== Required work ==
The job is to find each line in the entries holding the string "shortcut" and copy that line.

[Web page and app entries]
◇ ◇ ◇ ◇ ◇ ◇ ◇

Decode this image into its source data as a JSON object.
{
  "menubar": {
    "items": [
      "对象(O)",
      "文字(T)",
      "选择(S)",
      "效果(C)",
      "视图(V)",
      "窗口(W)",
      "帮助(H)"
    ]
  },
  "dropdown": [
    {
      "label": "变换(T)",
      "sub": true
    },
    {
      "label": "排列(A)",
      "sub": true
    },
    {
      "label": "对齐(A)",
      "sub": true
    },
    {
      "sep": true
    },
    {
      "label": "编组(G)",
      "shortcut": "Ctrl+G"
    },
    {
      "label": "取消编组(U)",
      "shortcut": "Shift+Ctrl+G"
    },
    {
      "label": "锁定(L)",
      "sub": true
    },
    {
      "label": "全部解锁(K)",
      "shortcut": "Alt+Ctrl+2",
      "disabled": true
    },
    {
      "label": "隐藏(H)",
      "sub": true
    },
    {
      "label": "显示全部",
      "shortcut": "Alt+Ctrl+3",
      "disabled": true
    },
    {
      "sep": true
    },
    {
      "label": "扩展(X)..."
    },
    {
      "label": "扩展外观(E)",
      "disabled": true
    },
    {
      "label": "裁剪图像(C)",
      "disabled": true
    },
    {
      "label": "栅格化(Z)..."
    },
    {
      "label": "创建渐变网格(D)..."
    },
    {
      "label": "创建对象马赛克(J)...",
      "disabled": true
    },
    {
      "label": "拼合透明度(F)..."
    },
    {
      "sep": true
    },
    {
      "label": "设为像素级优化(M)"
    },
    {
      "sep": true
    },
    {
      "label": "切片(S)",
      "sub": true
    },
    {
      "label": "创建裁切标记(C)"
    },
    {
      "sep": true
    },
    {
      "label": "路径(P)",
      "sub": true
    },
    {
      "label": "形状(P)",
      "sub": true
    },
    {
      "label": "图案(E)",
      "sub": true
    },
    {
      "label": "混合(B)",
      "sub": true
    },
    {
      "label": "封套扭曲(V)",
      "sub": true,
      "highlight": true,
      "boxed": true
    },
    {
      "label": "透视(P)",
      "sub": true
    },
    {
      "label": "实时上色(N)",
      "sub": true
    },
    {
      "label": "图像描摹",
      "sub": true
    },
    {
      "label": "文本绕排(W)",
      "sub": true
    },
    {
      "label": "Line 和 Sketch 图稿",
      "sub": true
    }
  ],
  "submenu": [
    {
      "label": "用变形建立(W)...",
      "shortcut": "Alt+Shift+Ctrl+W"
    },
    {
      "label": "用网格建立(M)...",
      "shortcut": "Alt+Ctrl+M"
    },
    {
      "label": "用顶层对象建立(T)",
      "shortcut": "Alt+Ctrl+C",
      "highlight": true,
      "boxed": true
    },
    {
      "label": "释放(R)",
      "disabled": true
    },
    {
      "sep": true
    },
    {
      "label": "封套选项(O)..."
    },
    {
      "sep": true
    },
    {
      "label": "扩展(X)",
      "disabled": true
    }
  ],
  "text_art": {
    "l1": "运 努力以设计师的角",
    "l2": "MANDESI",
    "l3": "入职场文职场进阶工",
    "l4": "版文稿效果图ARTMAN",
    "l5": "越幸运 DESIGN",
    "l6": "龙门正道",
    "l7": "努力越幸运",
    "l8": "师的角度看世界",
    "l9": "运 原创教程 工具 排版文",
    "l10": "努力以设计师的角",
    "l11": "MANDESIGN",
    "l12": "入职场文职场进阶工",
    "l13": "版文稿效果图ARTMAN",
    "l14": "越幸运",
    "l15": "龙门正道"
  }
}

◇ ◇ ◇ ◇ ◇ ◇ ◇

== Task answer ==
      "shortcut": "Ctrl+G"
      "shortcut": "Shift+Ctrl+G"
      "shortcut": "Alt+Ctrl+2",
      "shortcut": "Alt+Ctrl+3",
      "shortcut": "Alt+Shift+Ctrl+W"
      "shortcut": "Alt+Ctrl+M"
      "shortcut": "Alt+Ctrl+C",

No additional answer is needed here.